5. Use food courts. This gives everybody a chance to get what they want to eat…or, closer to what they want. Teens do better when they have choices and don’t feel quite so regimented. Some food courts will help you arrange for food vouchers and sometimes there’s a discount.

6. Tell the students ahead of time what the plan is. This helps them prepare. They might even do some reading on their own. If possible, distribute the plan well in advance of the trip, but certainly on the day of departure. Have copies available for parents at departure. And have extra copies with you.

SEE ALSO: Traveling Time

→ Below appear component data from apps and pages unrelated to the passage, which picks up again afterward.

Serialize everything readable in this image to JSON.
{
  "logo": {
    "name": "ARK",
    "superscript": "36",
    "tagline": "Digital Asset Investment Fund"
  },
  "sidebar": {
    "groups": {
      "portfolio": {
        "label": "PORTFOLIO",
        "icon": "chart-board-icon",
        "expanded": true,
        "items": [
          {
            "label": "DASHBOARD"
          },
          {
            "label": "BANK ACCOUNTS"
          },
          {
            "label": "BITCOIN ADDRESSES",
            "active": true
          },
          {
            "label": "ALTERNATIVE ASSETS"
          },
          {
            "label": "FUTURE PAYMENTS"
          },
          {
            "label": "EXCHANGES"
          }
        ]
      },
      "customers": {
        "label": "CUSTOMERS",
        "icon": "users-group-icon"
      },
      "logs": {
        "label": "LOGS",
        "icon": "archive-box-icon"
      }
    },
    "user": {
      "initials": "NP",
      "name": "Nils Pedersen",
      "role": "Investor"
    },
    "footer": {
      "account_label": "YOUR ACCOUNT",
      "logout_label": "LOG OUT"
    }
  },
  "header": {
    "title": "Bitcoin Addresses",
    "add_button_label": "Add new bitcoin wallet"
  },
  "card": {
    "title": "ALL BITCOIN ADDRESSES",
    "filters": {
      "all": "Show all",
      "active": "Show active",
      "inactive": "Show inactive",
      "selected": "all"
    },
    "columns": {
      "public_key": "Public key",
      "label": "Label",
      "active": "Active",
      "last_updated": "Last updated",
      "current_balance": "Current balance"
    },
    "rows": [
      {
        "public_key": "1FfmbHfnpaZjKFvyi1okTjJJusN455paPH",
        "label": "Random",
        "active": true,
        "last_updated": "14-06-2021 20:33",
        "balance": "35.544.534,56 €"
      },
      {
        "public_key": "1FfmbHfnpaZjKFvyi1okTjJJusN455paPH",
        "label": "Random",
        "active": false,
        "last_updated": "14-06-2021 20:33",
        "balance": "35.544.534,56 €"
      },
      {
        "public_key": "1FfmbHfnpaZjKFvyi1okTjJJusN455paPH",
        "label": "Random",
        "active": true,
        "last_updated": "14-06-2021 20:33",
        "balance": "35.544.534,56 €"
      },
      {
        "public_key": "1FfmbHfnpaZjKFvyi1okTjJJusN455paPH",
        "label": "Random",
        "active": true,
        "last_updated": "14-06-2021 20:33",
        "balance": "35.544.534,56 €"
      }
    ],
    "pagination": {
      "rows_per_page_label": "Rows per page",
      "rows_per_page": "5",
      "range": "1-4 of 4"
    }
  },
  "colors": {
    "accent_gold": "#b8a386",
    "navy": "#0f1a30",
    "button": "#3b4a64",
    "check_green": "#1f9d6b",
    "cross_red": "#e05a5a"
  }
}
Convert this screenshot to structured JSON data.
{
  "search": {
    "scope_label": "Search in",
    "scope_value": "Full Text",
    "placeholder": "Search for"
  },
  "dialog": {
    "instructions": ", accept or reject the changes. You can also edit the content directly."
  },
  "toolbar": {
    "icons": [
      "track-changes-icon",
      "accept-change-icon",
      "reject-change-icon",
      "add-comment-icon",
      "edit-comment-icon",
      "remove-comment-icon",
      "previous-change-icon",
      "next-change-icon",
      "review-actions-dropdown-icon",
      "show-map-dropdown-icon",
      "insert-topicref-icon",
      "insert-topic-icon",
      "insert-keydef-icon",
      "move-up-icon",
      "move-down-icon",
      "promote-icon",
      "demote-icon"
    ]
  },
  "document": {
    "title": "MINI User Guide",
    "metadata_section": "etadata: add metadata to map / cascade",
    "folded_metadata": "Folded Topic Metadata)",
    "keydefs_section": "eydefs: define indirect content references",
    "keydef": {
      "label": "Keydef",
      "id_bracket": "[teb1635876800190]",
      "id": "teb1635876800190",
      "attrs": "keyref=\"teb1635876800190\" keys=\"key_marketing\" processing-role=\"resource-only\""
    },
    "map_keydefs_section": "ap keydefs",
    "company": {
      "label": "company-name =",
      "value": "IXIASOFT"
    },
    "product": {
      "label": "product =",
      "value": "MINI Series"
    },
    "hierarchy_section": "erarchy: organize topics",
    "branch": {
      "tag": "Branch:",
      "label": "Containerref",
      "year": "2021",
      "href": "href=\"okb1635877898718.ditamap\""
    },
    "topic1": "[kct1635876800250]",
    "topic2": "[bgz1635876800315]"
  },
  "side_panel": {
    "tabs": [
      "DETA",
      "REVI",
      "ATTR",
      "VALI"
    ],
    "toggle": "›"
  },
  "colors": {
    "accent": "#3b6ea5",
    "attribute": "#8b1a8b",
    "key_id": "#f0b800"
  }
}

7. Make sure you have a roster, with emergency phone numbers, cell phone numbers, insurance information, and a backup plan. Give parents your contact information for each day of the trip when you depart.

8. Be easy to find all the time. I get kidded a lot about my red hat, but it is one of the most practical purchases I’ve ever made. Students can find me quickly and it helps them keep up. When I raise the red hat and wave it, it’s a signal for everybody to come join me—either because I have things to say, or because we’re about to move out. Some tour leaders use an umbrella or a fiberglass pole with an orange flag. Me? I like the red hat. Even the clothes you wear can help you out as the group leader. Pick bright colors. If you’re traveling in the winter, go for a green or a red coat. It seems like a small thing, but it can be enormously helpful.

9. Recruit good help and invite the parents to come along. I would never attempt to lead a group of 20 by myself. Ideal would be one adult for every three teens. One for every five or six is still doable. Brief your chaperones well ahead of time on the plans and the purpose. One reason I like homeschooling families is that the teens and adults are used to talking to each other. Some of the richest experiences are when teens and parents are learning together.

10. Be flexible and be fun. Things won’t always go exactly the way you plan. The weather won’t always cooperate. Sometimes a key attraction may be unexpectedly closed. Take advantage of your surroundings. Explore on foot. Find a café as a refuge from the weather. Encourage games and singing.

SEE ALSO: Traveling Through Teenland

God has blessed us with incredible opportunities. He wants us to remember and celebrate the things he has done. The Bible is full of accounts where monuments were erected to “mark the spot.” Travel helps us understand and remember. Remembering and understanding lead us to God.

Soli Deo Gloria!

Robert G. Shearer is the husband of Cyndy Shearer, the proud father of 11 children, an Elder at Abundant Life Church, Director of the Francis Schaeffer Study Center, Publisher of Greenleaf Press, vice president of the Tennessee Association of Church-Related Schools. He has been a college professor, a marketing VP,  a demographer, a healthcare planner, a publisher, an author, and a small business owner. Rob holds an MA in History and Humanities from Stanford University and an A.B. in History from Davidson College. He was a Fulbright Scholar in Germany in 1979-1980. He is the author of Famous Men of the Renaissance and Reformation, and Famous Men of the 16th & 17th Century.

© 2013 by Home Educating Family Association. All rights reserved. Used with permission. Originally published in 2013 Issue 1 of Home Educating Family Magazine, the publication with the most meaningful discussions taking place in the homeschooling community today. Visit to read back issues and for more articles, product reviews, and media.

SEE ALSO: Eight Tips for Traveling with Teens

Publication date: August 27, 2014